(Available data)

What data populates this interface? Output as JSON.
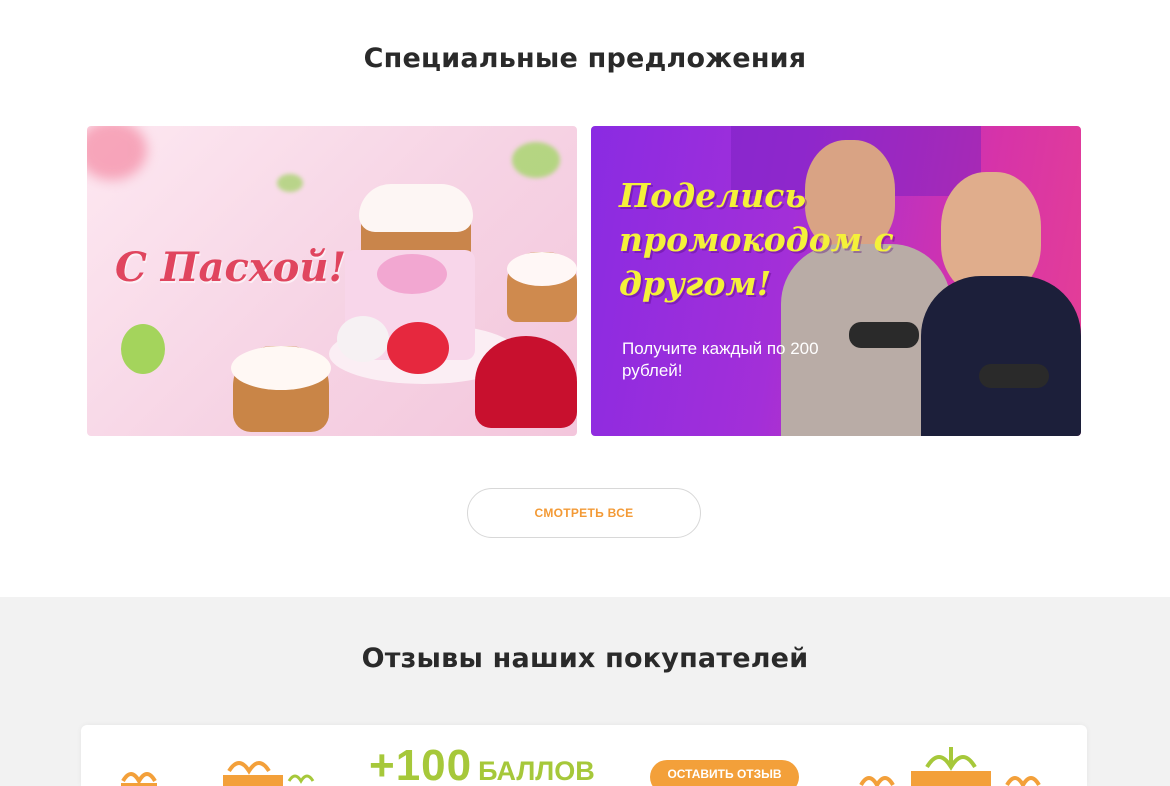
{
  "offers": {
    "title": "Специальные предложения",
    "banners": [
      {
        "text": "С Пасхой!"
      },
      {
        "heading": "Поделись промокодом с другом!",
        "subtext": "Получите каждый по 200 рублей!"
      }
    ],
    "view_all_label": "СМОТРЕТЬ ВСЕ"
  },
  "reviews": {
    "title": "Отзывы наших покупателей",
    "bonus_amount": "+100",
    "bonus_unit": "БАЛЛОВ",
    "leave_review_label": "ОСТАВИТЬ ОТЗЫВ"
  },
  "colors": {
    "accent_orange": "#f39a36",
    "bonus_green": "#a6c83a",
    "promo_yellow": "#f4f13a",
    "easter_red": "#e0455e"
  }
}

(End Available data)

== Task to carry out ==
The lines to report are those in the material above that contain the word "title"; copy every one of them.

== Solution for this problem ==
    "title": "Специальные предложения",
    "title": "Отзывы наших покупателей",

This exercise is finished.